#### EXERCISE INSTRUCTIONS
All lines in the entries below that hold "Wine" make up the answer.

------ EXTRACTED MATERIAL

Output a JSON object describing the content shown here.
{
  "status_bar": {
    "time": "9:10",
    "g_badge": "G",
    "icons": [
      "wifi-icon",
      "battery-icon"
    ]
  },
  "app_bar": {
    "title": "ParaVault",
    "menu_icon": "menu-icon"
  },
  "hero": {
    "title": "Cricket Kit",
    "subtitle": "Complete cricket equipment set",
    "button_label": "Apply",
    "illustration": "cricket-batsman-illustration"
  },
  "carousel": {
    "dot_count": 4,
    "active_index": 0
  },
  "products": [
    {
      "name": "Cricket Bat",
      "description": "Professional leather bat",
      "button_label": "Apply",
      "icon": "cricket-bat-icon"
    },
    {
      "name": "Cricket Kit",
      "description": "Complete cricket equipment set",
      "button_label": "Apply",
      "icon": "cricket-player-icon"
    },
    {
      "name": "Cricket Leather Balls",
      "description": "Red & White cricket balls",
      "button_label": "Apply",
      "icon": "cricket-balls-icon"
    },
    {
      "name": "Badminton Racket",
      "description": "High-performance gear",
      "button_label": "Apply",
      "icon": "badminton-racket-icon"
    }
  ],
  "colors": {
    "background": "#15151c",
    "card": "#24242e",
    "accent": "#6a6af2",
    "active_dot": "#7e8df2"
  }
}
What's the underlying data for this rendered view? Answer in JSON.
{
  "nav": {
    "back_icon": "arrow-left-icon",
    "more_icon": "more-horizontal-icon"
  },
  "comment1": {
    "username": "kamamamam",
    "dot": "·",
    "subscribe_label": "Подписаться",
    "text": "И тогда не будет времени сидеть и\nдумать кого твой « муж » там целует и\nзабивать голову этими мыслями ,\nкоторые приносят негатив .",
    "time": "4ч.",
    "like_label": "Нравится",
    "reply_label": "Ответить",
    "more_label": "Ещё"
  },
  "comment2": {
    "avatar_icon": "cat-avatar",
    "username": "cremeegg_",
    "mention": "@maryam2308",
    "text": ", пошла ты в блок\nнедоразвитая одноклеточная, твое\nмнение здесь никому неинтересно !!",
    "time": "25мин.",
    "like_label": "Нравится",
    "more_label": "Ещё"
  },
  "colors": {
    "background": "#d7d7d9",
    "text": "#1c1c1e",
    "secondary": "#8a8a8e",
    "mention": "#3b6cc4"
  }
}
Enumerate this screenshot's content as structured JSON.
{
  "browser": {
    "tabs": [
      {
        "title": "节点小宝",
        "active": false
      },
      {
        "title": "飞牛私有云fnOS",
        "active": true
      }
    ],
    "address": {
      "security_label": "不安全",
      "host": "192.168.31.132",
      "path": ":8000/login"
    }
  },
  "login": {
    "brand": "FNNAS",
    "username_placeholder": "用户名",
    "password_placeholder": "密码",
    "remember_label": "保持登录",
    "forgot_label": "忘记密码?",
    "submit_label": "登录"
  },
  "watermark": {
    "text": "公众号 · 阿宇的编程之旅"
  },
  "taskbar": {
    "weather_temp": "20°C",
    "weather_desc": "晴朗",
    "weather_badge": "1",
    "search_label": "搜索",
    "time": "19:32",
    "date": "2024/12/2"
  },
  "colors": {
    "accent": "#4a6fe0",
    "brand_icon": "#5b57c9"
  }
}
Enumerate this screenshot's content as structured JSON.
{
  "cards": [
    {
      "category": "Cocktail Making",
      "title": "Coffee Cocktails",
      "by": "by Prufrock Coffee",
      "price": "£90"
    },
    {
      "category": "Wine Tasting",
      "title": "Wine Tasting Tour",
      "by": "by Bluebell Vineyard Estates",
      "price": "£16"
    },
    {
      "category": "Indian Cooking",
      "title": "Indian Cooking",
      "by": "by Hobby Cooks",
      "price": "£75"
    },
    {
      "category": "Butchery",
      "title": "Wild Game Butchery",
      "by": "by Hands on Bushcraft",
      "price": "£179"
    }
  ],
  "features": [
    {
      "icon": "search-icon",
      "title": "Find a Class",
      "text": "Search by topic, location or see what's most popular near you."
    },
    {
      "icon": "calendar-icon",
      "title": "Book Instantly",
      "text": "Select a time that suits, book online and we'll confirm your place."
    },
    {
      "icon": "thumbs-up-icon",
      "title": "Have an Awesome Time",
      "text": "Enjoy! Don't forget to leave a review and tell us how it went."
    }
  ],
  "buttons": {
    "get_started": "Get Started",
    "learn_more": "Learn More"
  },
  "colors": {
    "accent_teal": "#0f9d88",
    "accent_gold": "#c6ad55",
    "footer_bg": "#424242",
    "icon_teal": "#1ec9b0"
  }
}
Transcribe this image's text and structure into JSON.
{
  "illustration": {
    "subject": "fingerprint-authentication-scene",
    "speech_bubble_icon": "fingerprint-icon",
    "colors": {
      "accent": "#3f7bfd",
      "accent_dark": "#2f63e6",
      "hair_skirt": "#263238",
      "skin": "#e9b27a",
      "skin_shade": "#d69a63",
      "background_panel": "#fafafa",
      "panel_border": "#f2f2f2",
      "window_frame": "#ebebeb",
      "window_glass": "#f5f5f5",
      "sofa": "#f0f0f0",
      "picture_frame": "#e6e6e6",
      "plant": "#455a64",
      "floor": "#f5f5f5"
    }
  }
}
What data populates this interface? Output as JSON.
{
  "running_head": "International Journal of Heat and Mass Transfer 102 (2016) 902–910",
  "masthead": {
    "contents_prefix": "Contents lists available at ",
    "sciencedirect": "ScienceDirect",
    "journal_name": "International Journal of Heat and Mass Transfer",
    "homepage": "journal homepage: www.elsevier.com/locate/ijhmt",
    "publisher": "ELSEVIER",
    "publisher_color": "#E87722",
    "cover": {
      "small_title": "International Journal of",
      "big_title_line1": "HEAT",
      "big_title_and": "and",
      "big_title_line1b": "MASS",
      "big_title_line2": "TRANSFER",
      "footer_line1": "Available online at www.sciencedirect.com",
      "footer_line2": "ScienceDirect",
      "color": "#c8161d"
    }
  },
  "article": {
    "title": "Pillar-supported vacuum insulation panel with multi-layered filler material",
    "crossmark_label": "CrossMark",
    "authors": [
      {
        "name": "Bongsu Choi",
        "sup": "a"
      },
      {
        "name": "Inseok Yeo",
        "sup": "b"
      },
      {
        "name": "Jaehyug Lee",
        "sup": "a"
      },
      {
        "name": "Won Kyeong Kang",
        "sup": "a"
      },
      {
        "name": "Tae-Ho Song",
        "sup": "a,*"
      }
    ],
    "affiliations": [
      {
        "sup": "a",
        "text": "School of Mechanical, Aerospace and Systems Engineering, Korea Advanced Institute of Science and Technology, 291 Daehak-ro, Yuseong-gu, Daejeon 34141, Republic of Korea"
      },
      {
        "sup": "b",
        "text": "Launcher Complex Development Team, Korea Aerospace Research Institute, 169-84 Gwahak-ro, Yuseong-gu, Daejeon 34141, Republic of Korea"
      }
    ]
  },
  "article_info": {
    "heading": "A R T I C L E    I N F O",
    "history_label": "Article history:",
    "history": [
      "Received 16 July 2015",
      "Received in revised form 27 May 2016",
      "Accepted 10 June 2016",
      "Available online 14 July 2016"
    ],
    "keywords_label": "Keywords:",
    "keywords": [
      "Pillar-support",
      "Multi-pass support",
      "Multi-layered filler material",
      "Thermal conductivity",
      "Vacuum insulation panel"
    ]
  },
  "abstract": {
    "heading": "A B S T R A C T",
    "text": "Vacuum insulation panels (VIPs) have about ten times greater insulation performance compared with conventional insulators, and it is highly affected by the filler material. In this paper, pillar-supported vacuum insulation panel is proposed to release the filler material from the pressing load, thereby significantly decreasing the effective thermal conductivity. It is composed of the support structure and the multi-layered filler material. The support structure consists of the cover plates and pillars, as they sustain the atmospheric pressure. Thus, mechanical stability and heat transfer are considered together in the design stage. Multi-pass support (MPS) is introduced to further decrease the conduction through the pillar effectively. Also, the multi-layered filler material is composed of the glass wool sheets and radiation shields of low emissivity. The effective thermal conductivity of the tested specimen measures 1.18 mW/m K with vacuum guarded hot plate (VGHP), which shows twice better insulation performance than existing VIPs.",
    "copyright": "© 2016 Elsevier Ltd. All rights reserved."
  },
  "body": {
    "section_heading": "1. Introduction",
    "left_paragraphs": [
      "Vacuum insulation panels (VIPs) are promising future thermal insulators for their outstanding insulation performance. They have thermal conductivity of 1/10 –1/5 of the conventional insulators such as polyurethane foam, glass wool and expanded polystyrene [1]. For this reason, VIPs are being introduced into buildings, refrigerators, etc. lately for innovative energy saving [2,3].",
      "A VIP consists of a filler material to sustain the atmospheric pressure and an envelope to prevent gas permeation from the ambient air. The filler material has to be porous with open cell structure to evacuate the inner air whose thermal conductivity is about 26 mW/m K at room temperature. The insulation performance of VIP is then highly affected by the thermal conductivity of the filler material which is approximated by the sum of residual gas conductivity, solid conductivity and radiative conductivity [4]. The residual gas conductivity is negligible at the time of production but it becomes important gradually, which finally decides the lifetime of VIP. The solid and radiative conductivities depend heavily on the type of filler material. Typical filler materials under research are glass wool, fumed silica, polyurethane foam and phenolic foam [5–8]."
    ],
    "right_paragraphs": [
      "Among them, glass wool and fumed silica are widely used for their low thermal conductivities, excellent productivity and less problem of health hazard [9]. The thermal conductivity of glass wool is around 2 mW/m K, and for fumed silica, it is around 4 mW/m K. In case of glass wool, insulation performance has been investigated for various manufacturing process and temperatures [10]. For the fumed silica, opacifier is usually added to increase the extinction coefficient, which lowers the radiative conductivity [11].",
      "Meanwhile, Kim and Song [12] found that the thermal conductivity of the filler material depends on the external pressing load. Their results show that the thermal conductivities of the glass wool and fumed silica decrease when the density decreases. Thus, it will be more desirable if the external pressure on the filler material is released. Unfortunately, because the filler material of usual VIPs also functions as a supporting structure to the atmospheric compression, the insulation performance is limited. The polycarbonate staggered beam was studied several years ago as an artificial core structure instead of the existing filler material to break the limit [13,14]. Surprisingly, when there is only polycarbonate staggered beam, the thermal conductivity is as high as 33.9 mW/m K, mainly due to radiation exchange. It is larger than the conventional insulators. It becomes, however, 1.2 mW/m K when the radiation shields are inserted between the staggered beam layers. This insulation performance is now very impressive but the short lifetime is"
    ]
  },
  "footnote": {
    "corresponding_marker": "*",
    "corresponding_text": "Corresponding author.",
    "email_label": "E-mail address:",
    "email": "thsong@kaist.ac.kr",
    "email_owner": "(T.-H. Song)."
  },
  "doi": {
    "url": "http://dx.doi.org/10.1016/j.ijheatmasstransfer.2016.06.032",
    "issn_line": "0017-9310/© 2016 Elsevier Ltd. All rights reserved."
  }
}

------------

#### RESPONSE BELOW
      "category": "Wine Tasting",
      "title": "Wine Tasting Tour",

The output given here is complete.